Now, people driving a school bus blindfolded should never be given a new bus.

For KQ management, it is asking for a Sh50 billion bailout this year despite the Treasury having already extended a Sh26.5 billion lifeline fund to airline this year.

Just to give you an idea of what Sh.26.5 billion is, it is close to the budget of Parliament and the Judiciary put together.

So, when KQ management asks for a Sh50 billion bailout, do they even have a rough picture of what else the taxpayer can do with that amount?

Let me help the airline management with the opportunity cost of Sh50 billion to the taxpayer right now. That is the purchasing power of procuring the AstraZeneca vaccine for 70 percent of Kenya’s population.

This Sh50 billion request is coming at a time when the government says it has no money for procurement of the Covid-19 vaccines and plans to borrow Sh10 billion from development partners.

But it has Sh26.5 billion for KQ to burn then the management of the airline always gets surprised and takes issue with why Kenyans are invested in the airline’s performance.

The KQ bosses are oblivious to the fact that it is Kenyans who have foregone social economic development to try and clean their mess.

The KQ management will defend the company by arguing that money extended to them by the Treasury is in form of loans and that part of the Sh50 billion may come from commercial lenders. Yet in both cases, it is the taxpayer who carries the cost.

On the Treasury extending the bailout in form of loans, those are taxes which should be used on social economic development for the taxpayers.

If they are coming in form of commercial loans, it is still the taxpayer who guarantee those commercial loans, some of which have been written off at a loss to the taxpayer.

A company that has liabilities of close to Sh250 billion, makes a loss of Sh36 billion and requires a bailout of Sh50 billion in one year alone is not a company worth keeping afloat.

Nothing should ever be too big to fail. It’s time to declare KQ insolvent and liquate it because it has become an albatross that needs to be cut off the neck of the taxpayer. The airline doesn’t deserve another shot in the arm but a shot of euthanasia.

I can bet that five years from now, the airline will still be in need of taxpayers’ bailout, with the cost much higher than what we are seeing today. I am ready to take this bet with anyone at KQ.

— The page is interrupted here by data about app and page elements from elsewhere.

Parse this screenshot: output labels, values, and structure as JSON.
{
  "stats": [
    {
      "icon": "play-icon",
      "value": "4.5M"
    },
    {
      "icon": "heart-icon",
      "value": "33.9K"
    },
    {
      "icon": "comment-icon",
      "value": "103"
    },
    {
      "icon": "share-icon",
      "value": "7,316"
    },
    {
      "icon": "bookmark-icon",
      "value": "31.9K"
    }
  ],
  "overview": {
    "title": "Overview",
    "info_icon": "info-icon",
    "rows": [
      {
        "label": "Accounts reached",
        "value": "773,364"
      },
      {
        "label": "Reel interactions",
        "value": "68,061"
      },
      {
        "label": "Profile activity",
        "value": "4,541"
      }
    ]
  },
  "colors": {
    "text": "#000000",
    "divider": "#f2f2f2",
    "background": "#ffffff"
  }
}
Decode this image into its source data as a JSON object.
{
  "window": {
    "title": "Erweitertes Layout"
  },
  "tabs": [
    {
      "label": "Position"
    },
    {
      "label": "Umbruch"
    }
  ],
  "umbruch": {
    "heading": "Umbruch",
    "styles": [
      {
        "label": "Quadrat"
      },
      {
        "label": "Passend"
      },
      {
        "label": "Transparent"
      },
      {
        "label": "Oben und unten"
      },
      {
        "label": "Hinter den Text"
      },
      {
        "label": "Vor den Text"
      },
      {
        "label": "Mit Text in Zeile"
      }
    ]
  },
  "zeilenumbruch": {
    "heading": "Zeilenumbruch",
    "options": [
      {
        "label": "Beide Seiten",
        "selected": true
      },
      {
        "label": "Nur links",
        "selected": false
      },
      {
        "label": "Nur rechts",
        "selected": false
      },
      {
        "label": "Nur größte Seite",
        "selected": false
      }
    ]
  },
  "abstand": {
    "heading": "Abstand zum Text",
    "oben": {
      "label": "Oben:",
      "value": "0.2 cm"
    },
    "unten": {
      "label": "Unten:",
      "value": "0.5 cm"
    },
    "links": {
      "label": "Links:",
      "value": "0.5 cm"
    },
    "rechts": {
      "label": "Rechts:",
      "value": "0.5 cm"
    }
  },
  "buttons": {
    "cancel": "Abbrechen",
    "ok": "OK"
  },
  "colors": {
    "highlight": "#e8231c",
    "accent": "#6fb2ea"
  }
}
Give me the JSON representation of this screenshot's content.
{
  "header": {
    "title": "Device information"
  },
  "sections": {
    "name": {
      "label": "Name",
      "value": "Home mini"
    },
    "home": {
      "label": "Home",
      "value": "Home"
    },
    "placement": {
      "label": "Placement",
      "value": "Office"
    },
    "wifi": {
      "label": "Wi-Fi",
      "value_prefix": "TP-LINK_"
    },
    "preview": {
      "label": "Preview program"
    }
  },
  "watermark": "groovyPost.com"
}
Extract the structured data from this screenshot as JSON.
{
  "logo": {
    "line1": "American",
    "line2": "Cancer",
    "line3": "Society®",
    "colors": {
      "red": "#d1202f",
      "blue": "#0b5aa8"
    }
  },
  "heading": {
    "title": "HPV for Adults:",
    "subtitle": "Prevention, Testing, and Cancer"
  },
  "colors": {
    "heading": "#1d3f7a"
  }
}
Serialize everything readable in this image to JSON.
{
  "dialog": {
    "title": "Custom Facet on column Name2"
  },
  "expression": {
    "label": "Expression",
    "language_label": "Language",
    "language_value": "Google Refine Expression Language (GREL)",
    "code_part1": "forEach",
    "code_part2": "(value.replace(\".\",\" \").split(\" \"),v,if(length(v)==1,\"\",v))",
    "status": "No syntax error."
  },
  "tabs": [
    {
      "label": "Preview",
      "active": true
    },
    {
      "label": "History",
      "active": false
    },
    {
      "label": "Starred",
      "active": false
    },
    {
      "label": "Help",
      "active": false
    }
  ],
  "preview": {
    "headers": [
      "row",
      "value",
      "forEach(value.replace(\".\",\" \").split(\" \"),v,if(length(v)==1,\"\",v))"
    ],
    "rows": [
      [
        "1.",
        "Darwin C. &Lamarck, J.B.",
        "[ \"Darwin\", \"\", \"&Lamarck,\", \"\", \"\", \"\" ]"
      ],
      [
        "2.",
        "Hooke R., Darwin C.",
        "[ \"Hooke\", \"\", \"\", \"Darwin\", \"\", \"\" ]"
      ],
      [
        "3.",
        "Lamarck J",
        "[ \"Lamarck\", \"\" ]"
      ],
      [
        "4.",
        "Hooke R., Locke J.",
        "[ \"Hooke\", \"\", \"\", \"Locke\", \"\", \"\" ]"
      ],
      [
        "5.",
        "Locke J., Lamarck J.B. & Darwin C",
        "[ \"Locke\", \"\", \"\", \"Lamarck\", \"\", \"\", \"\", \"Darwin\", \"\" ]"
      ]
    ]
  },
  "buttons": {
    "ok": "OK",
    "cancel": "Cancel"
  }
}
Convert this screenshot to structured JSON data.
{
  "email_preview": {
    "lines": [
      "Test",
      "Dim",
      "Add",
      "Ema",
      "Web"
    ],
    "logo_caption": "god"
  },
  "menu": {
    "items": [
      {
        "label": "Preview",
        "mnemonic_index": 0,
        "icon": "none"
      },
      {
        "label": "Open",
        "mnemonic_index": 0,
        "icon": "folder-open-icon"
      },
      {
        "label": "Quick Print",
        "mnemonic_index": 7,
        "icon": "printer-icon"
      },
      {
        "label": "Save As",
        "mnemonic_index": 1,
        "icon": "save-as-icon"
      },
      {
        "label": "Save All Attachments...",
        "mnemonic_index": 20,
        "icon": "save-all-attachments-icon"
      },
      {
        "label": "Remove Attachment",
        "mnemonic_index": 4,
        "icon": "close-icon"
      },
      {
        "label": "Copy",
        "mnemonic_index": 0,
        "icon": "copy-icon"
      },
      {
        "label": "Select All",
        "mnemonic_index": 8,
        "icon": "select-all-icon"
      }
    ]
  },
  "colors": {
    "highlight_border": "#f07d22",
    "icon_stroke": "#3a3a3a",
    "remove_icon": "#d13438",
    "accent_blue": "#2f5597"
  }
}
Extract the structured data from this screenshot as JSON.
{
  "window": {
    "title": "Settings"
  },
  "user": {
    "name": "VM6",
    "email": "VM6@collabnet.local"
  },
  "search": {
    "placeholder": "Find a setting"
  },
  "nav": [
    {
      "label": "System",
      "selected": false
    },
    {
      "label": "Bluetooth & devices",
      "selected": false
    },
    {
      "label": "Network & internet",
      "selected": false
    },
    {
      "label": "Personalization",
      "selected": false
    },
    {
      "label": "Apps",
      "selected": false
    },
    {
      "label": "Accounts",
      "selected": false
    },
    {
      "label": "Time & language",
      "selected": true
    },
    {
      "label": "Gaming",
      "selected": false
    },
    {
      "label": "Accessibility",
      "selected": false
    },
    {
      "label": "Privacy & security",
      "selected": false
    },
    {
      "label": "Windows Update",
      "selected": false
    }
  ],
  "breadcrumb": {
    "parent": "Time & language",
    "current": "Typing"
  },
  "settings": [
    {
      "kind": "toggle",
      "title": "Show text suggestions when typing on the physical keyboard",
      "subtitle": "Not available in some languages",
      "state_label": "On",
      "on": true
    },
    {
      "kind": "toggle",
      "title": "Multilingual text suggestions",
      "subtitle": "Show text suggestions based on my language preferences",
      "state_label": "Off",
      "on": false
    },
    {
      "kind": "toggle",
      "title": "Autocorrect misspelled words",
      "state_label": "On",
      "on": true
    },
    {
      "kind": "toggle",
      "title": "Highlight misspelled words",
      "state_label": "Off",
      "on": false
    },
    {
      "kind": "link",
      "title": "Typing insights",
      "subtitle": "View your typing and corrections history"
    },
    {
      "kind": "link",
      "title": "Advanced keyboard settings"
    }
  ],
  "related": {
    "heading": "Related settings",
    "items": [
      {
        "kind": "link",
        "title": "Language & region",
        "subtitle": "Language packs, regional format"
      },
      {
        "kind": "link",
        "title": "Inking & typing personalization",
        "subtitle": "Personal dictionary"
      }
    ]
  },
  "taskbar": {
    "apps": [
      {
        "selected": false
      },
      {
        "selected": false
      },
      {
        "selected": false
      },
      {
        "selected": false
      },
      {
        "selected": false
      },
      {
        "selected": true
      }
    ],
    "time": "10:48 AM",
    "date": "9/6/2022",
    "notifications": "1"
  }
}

The best proposition is to shut KQ and consider Jambojet as our legacy airline because it is cheaper scaling it to a bigger airline looking at its low operating costs than saving KQ.

It’s also time KQ management retired those fallacious threats that Kenya will lose its status as the regional hub if KQ collapses because of the competition from Rwanda Air. That argument exposes their lack of economic mind.

The threat Rwanda Air poses to KQ is not synonymous with the threat Rwanda’s business environment poses to Kenya.

Rwanda’s electricity consumption a year is around 500MW whilst Kenya’s is four times that. Clearly, Rwanda is not Kenya’s peer as a business powerhouse.

But the broader conversation out of this is why privatisation of State-owned companies seems to be failing.

We privatised State-owned companies mainly because we were moving them away from government’s balance sheet.

But we have seen a trend where many are coming back on the taxpayers’ bill — from Uchumi to Mumias, Kenya Airways and now Kenya Power.